#### [DATA]
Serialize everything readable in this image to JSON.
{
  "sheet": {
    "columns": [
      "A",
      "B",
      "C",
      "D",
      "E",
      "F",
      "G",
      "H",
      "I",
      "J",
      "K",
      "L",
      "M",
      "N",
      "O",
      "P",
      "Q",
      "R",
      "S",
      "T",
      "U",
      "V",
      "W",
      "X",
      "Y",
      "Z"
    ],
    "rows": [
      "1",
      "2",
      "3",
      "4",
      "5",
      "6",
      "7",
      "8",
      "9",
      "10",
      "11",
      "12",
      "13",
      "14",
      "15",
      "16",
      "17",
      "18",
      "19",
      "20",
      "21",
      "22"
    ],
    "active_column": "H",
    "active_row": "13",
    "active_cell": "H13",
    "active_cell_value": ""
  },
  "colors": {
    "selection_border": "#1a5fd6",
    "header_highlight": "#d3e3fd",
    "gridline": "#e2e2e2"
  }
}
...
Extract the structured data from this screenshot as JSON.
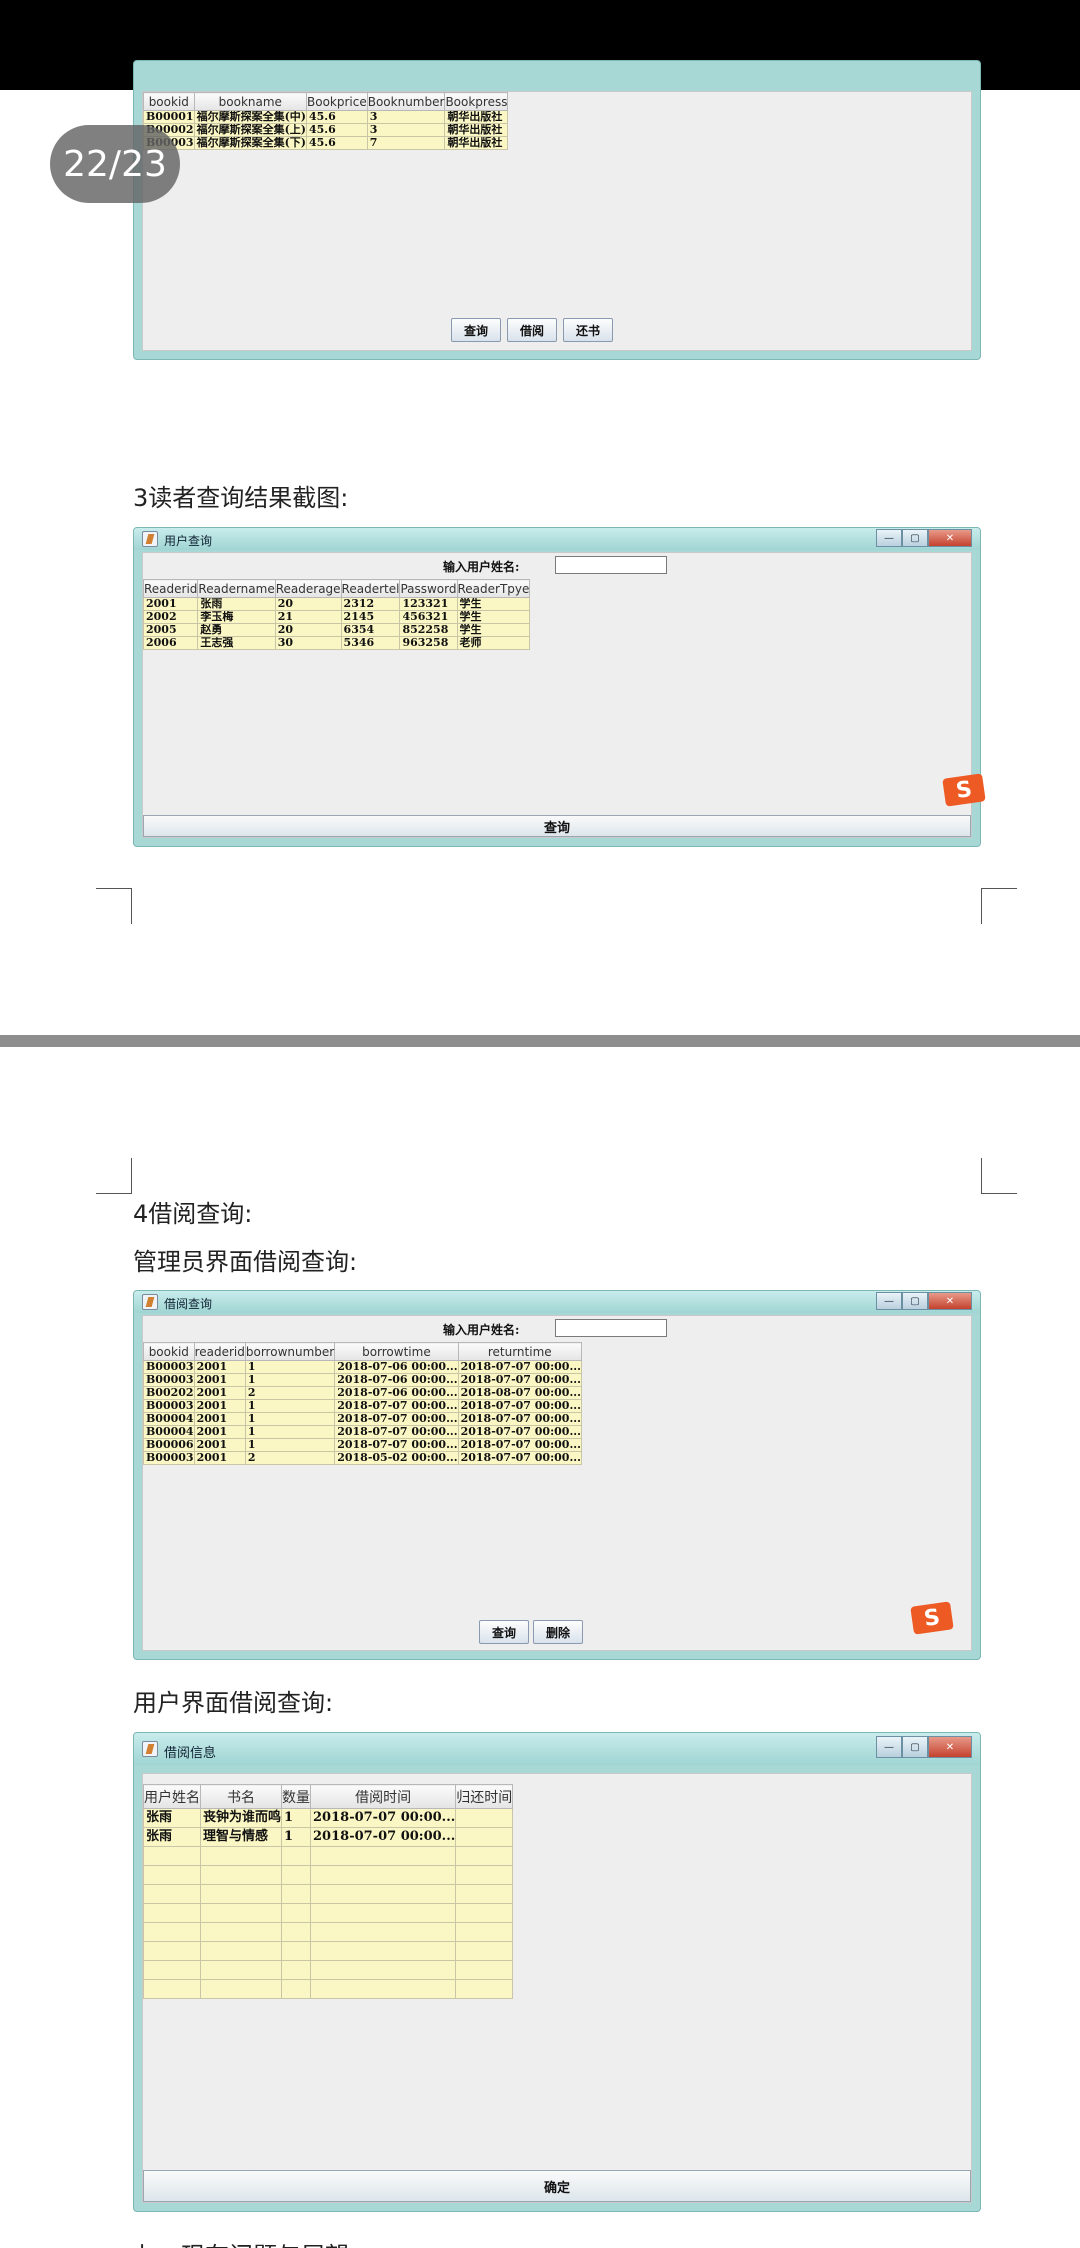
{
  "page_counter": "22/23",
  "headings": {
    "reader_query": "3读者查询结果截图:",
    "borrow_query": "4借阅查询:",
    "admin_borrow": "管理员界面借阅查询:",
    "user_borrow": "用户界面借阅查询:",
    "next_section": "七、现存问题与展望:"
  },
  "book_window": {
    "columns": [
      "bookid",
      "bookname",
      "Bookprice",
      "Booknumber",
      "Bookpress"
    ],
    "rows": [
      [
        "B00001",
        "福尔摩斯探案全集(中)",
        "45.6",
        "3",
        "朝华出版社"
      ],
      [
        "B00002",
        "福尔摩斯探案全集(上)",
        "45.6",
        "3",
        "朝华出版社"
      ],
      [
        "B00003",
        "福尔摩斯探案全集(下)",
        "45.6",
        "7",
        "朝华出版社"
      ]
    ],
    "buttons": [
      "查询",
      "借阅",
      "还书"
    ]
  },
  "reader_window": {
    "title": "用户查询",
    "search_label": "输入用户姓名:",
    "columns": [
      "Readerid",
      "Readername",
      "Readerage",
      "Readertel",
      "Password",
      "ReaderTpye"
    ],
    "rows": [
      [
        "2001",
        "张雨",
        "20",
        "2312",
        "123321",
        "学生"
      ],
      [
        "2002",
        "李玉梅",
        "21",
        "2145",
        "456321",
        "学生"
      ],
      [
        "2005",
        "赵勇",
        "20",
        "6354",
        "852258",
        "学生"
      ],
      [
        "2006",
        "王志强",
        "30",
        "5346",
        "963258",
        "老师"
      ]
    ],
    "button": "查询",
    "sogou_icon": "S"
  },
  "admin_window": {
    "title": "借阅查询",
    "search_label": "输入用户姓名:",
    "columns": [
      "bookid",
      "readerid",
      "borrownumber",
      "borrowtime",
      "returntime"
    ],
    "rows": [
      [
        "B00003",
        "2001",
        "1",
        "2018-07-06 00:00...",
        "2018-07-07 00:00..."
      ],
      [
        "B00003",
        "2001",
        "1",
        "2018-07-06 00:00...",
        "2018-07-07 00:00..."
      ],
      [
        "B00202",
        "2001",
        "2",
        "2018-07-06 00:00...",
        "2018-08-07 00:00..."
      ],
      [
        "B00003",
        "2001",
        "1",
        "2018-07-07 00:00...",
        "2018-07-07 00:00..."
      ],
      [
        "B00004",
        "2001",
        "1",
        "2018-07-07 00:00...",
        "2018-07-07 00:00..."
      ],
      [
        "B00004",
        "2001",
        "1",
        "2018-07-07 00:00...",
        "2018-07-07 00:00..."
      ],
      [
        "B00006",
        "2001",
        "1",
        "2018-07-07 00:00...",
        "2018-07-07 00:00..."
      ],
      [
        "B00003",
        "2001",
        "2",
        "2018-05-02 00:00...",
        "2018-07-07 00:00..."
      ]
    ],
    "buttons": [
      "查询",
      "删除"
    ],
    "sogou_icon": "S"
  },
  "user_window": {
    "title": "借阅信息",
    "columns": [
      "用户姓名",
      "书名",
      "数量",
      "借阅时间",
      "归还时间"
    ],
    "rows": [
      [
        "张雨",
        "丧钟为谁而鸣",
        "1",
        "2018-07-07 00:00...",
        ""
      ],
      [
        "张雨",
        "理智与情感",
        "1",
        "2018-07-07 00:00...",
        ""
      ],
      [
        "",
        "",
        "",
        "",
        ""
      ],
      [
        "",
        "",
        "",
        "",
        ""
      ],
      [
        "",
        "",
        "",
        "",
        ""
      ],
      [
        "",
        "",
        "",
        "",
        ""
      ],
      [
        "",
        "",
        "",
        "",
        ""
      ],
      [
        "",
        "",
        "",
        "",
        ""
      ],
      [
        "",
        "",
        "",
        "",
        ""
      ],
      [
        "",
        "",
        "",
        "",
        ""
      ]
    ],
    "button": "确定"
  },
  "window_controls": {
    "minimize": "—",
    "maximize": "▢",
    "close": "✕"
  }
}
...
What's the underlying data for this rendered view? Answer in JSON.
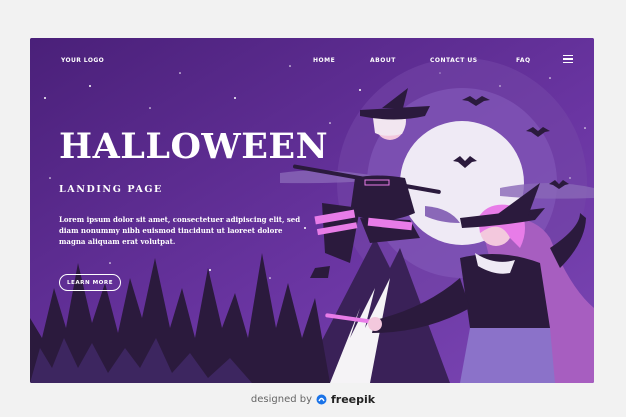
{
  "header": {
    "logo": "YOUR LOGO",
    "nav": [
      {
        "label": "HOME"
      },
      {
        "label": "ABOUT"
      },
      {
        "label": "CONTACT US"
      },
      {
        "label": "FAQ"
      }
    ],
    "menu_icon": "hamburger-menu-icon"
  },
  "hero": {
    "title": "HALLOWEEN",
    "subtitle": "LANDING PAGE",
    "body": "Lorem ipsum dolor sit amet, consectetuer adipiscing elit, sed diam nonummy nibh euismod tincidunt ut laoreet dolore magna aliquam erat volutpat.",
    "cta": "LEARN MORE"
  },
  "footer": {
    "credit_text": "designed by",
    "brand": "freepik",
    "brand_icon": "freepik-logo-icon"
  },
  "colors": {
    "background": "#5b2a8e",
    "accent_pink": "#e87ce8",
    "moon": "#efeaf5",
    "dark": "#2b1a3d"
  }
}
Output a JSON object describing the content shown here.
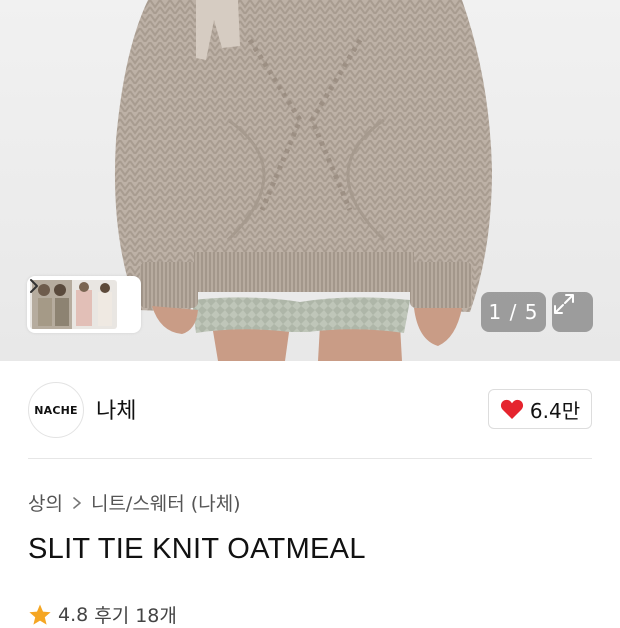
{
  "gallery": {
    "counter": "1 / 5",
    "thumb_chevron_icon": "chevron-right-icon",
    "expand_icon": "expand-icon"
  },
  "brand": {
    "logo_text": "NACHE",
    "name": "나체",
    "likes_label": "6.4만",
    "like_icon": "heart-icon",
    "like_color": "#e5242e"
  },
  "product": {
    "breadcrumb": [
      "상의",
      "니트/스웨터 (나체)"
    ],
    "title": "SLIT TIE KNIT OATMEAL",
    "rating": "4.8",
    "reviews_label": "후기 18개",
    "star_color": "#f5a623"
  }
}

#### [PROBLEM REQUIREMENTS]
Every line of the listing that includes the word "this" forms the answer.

#### [YOUR SOLUTION]
Serialize everything readable in this image to JSON.
Extract the structured data from this screenshot as JSON.
What's the underlying data for this rendered view? Answer in JSON.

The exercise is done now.